A train derailed in a Metro rail yard over the weekend, crashing into another train and damaging three rail cars plus other equipment.
No one was injured, but it was the latest safety problem to occur on Metro's rail system. The chairman of the Tri-State Oversight Committee, which monitors Metrorail's safety, said the incident was concerning.
The train had no riders aboard it at the time and was in the New Carrollton rail yard in Prince George's County, where trains are stored and maintained. It was in the process of getting more cars added to the middle, known as bellying cars onto the train, when the incident occurred about 1:50 a.m. Saturday, according to Tri-State Oversight Committee Chairman James Benton.
It appears the problem stemmed from human error, though the investigation is continuing, Benton told The Washington Examiner on Tuesday. Two employees have been put on paid leave while officials determine the cause, according to Metro. The news of the derailment was first reported by the blog Unsuck DC Metro.
The problems appear to have occurred when the train started to reverse through a switch, where the rails diverge, Benton said. One portion of the train went in one direction and the other went onto the other set of rails, striking an empty parked train with its rear car.

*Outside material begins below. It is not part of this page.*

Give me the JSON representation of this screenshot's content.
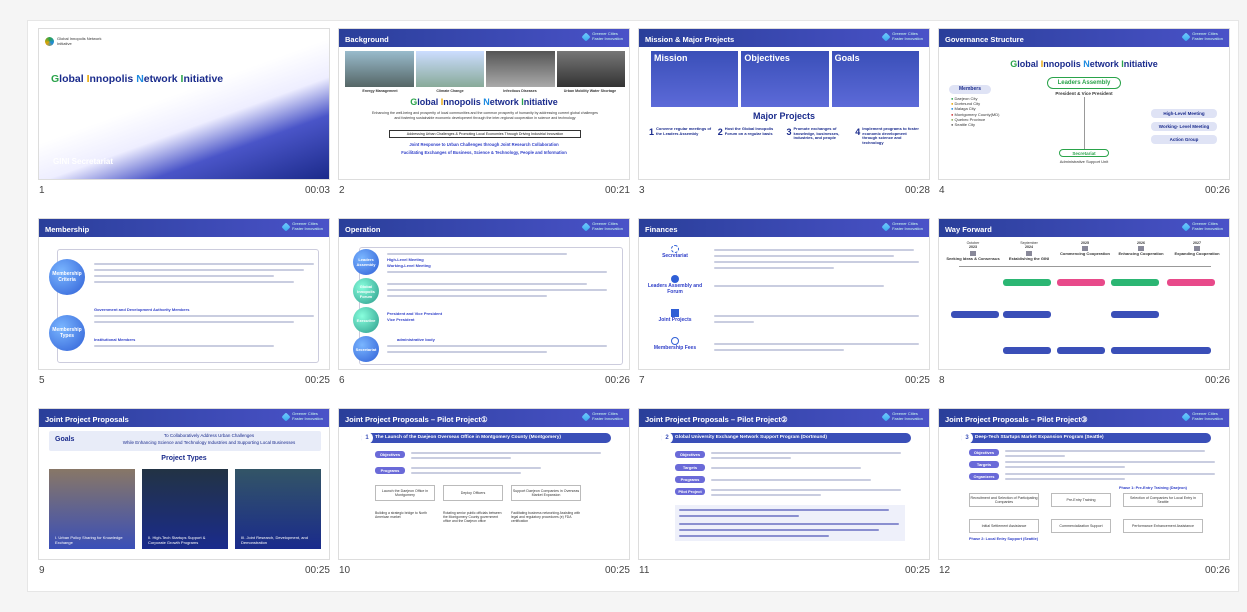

The train was traveling at a low speed when it derailed, according to Metro spokesman Dan Stessel, but the track, the third rail, the switch and three rail cars were damaged. Stessel said it was too early to know how costly the damage would be but said it did not appear to be as high as $7 million, an estimate reported by Unsuck DC Metro.
Benton said the cars had to be lifted with a crane, which is expensive on its own.
The track equipment was repaired over the weekend without any effect on train service, Stessel said.
Both Metro and the oversight group are investigating the incident. The workers are slated to be tested for drugs and alcohol use, as is standard after any incident, Benton said, and safety officials will review their recent work history to determine if fatigue played any role.
In July, a Green Line Metro train carrying riders derailed near West Hyattsville after the rail bent in what is called a heat kink. A Blue Line train derailed near Rosslyn in April after what Metro called a human error when a technician failed to check whether a clamp was properly in place on a track switch. Another train derailed near Farragut North in February 2010 after an operator ran a red light in a pocket track.
Other rail yard derailments occurred in March 2010 in the Brentwood yard and the West Falls Church rail yard in November 2009.